# Try it
In the records that follow, show each line where the word "this" is present.

/---

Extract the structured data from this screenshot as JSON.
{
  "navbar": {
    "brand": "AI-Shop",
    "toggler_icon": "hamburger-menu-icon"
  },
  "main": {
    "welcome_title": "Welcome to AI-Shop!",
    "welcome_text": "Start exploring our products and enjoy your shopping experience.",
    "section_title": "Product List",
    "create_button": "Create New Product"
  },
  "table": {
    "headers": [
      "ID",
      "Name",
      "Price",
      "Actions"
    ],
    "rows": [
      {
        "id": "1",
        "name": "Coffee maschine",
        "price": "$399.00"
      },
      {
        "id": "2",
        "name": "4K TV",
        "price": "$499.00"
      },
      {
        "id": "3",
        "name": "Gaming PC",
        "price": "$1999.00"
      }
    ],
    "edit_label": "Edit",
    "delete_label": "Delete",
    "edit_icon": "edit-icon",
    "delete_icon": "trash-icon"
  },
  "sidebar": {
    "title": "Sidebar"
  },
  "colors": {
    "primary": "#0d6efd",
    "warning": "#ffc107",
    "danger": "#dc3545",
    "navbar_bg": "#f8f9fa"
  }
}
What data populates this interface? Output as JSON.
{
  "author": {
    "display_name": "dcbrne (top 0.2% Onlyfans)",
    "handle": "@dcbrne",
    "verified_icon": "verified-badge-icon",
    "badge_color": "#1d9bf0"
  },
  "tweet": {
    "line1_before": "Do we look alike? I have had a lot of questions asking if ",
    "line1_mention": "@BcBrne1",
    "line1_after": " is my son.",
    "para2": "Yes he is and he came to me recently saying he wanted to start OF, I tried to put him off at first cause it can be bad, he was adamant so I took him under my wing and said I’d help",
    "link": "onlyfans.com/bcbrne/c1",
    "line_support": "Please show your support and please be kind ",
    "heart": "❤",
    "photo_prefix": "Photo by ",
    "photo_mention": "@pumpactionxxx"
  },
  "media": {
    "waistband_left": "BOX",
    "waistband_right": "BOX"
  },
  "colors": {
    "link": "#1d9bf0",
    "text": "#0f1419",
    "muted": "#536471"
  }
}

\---

# Solution to the exercise
Extract the structured data from this screenshot as JSON.
What data populates this interface? Output as JSON.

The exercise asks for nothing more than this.